Crossing on a red light at the innovation intersection is really dangerous

How often have we left it too late, we are suddenly under pressure. We need to get to that critical meeting and we take risks, or we simply just left it too late, so we ‘run the red light’. If we get to this point we are not just the ones in danger but we more than often involve others in this stupidity, with potential serious consequences for all involved.

Care on intersections

Organizations so often leave their own futures to the last minute by failing to recognize or acknowledge they are running out of time, the situation they have been so use too for such a long time has suddenly changed. Well, for the vast majority, there was nothing “sudden” about it, they simply left it too late, ignoring all the warning signs and they decided to cross that “red light” as a last minute panic to catch up and be back in charge of their innovation destiny.

Often all organizations want to do is get back in control, revert to being comfortable, managing “as usual” but in the process have missed so much innovation opportunity in these panic moments because they did not plan for it. They just had a simple failure in not anticipating and thinking ahead, they “ran the amber”, not being alert to their surroundings and wanting to learn so as to adapt to changing conditions. Not being open and receptive to reacting and exploring, in different more flexible ways, they simply have no time to manage changing events, they are suddenly out of their comfort zone. They spin out of control and lose all traction.

Anticipation is something that always needs us being in “heighten awareness” Continue reading

Critical intervention points of innovation peer-to-peer engagement

I’ve been reading a fair amount recently about the “lack” of innovation leadership within organizations. Where there is smoke there has to be fire I suspect, but does it need to be so?

Internal leadership of innovation suffers from exactly the same critical problem that the people working on innovation suffer from, of a lack of time and opportunity to study alternatives, as all are caught up in ‘driving’ their innovation through their internal system.

This “alternative voice” is often missing and this can so easily come through external advocacy. This is unlikely to come from the innovation consultant brought in to undertake ongoing work as that is very different, this is more critical, more specialized, even strategical supporting role, involving peer-to-peer engagement.

This peer-to-peer helps  explore those critical issues relevant to you and where your organization is. Its aim is to offer a different perspective, so as to alter opinions or build new insights, that often cannot be evaluated without considerable deflection from the daily managing innovation that is taking place in often complex and challenging situations.Yet alternatives need to be considered so knowledge can evolve.

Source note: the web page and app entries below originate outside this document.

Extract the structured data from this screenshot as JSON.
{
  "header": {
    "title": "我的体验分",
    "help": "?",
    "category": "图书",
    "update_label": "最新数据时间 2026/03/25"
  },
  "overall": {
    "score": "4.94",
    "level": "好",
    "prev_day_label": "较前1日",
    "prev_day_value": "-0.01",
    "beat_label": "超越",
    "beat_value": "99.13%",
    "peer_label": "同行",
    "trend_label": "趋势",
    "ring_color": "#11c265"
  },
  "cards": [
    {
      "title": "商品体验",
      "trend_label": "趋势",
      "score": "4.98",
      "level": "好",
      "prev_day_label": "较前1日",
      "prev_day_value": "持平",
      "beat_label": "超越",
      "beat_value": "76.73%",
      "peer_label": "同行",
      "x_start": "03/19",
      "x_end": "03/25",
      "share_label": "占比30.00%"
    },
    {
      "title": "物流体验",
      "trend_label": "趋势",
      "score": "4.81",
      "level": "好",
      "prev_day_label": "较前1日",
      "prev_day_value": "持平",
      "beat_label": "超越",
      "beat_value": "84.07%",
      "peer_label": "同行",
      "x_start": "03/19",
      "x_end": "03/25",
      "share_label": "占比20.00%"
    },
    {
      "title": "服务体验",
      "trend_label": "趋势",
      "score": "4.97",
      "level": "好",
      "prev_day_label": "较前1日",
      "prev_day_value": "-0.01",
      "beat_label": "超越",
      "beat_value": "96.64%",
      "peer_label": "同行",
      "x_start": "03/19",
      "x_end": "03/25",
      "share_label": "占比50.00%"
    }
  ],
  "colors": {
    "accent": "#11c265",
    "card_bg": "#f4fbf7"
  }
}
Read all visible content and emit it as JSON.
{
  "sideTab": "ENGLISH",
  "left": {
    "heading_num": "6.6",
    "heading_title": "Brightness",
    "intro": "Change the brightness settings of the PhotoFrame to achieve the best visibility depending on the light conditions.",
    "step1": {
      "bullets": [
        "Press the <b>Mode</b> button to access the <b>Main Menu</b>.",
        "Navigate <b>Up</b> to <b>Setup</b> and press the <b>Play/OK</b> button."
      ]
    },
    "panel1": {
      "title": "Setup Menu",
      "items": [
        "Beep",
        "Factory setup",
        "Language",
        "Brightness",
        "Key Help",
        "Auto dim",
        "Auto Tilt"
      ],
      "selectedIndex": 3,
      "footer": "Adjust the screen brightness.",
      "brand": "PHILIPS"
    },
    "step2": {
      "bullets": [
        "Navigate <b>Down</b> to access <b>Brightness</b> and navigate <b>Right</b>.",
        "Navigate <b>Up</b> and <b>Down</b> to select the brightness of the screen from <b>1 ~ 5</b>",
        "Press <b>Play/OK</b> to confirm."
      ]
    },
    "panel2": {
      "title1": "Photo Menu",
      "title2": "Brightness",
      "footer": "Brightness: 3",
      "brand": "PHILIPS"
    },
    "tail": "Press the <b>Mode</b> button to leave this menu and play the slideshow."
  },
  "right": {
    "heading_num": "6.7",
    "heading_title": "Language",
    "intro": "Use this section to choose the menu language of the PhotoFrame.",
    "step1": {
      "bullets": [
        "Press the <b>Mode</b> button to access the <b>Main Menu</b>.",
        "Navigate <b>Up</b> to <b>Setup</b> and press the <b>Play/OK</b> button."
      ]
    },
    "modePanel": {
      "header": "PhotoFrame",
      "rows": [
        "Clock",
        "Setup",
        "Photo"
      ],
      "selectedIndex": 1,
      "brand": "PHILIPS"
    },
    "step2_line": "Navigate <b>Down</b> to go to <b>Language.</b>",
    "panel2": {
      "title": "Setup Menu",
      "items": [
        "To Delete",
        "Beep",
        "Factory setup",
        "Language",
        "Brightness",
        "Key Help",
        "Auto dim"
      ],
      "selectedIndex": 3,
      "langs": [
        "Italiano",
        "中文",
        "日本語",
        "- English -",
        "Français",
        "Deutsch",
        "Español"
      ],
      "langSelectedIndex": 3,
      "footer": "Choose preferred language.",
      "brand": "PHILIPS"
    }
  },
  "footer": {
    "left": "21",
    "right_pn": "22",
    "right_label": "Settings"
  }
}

Continue reading

The separation effect required for innovation

Exploit and Explore 3I have recently been in some different discussions about the merits and balances required to manage incremental and radical innovation. Partly this is in preparation for a workshop later this month but partly from a conversation, I am having with a sizable, well-respected organization, with its head office based here in Europe.

In the conversation within the organization we were discussing the breakdown in their treatment of incremental and radical and they suggested this was being managed within an “ambidextrous structure” yet I was not convinced. I have to point out this was only a part of a broader story on the difficulties of managing conflicting innovation demands that they were having.

One key constraint in their thinking I felt was not having distinct units as they were trying to manage incremental and radical through the same process and that, for me, is a basic mistake.

Continue reading

The Innovating Era: Creative Destruction or Destructive Creation?

Creative Destruction

We have been entering some perilous times recently and I can’t imagine when Joseph Schrumpeter outlined his groundbreaking efforts for explaining “creative destruction” he or anyone else, could image this being flipped around to what we are facing more today, that of “destructive creation”.

Schrumpter saw “creative destruction” as the renewing, through new innovation, society’s dynamics that would lead into higher levels of economic development and welfare. At the same time recognizing that this destroyed a few of the incumbents to the benefits of many more newcomers and increasing value creation for broader society.

Today it seems we are caught in the reverse of this- the process of “destructive creation”- where it benefits a few rather than the many. This sets out often to destroy or greatly diminish the usage value of existing products and services before it is optimal to actually do so, and in the process incurring often significant costs not taken into account at the time. These unforeseen issues have consequences that negatively affect parts of society not foreseen or contemplated at the time. Continue reading